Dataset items
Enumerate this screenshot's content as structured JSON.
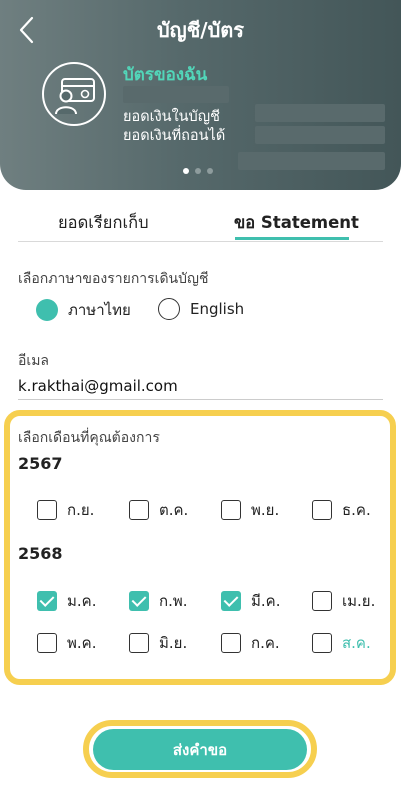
{
  "header": {
    "title": "บัญชี/บัตร",
    "card_name": "บัตรของฉัน",
    "balance_label": "ยอดเงินในบัญชี",
    "available_label": "ยอดเงินที่ถอนได้",
    "carousel_page": 1,
    "carousel_total": 3
  },
  "tabs": [
    {
      "label": "ยอดเรียกเก็บ",
      "active": false
    },
    {
      "label": "ขอ Statement",
      "active": true
    }
  ],
  "language": {
    "label": "เลือกภาษาของรายการเดินบัญชี",
    "options": [
      {
        "label": "ภาษาไทย",
        "selected": true
      },
      {
        "label": "English",
        "selected": false
      }
    ]
  },
  "email": {
    "label": "อีเมล",
    "value": "k.rakthai@gmail.com"
  },
  "months": {
    "label": "เลือกเดือนที่คุณต้องการ",
    "years": [
      {
        "year": "2567",
        "items": [
          {
            "label": "ก.ย.",
            "checked": false
          },
          {
            "label": "ต.ค.",
            "checked": false
          },
          {
            "label": "พ.ย.",
            "checked": false
          },
          {
            "label": "ธ.ค.",
            "checked": false
          }
        ]
      },
      {
        "year": "2568",
        "items": [
          {
            "label": "ม.ค.",
            "checked": true
          },
          {
            "label": "ก.พ.",
            "checked": true
          },
          {
            "label": "มี.ค.",
            "checked": true
          },
          {
            "label": "เม.ย.",
            "checked": false
          },
          {
            "label": "พ.ค.",
            "checked": false
          },
          {
            "label": "มิ.ย.",
            "checked": false
          },
          {
            "label": "ก.ค.",
            "checked": false
          },
          {
            "label": "ส.ค.",
            "checked": false
          }
        ]
      }
    ]
  },
  "submit_label": "ส่งคำขอ",
  "colors": {
    "accent": "#3fbfae",
    "highlight": "#f6cf4f",
    "header_bg": "#56696b",
    "card_name": "#52d6b9"
  }
}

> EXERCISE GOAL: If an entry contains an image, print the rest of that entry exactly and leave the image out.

> SOLUTION FOR THIS EXERCISE:
Enumerate this screenshot's content as structured JSON.
{
  "header": {
    "title": "บัญชี/บัตร",
    "card_name": "บัตรของฉัน",
    "balance_label": "ยอดเงินในบัญชี",
    "available_label": "ยอดเงินที่ถอนได้",
    "carousel_page": 1,
    "carousel_total": 3
  },
  "tabs": [
    {
      "label": "ยอดเรียกเก็บ",
      "active": false
    },
    {
      "label": "ขอ Statement",
      "active": true
    }
  ],
  "language": {
    "label": "เลือกภาษาของรายการเดินบัญชี",
    "options": [
      {
        "label": "ภาษาไทย",
        "selected": true
      },
      {
        "label": "English",
        "selected": false
      }
    ]
  },
  "email": {
    "label": "อีเมล",
    "value": "k.rakthai@gmail.com"
  },
  "months": {
    "label": "เลือกเดือนที่คุณต้องการ",
    "years": [
      {
        "year": "2567",
        "items": [
          {
            "label": "ก.ย.",
            "checked": false
          },
          {
            "label": "ต.ค.",
            "checked": false
          },
          {
            "label": "พ.ย.",
            "checked": false
          },
          {
            "label": "ธ.ค.",
            "checked": false
          }
        ]
      },
      {
        "year": "2568",
        "items": [
          {
            "label": "ม.ค.",
            "checked": true
          },
          {
            "label": "ก.พ.",
            "checked": true
          },
          {
            "label": "มี.ค.",
            "checked": true
          },
          {
            "label": "เม.ย.",
            "checked": false
          },
          {
            "label": "พ.ค.",
            "checked": false
          },
          {
            "label": "มิ.ย.",
            "checked": false
          },
          {
            "label": "ก.ค.",
            "checked": false
          },
          {
            "label": "ส.ค.",
            "checked": false
          }
        ]
      }
    ]
  },
  "submit_label": "ส่งคำขอ",
  "colors": {
    "accent": "#3fbfae",
    "highlight": "#f6cf4f",
    "header_bg": "#56696b",
    "card_name": "#52d6b9"
  }
}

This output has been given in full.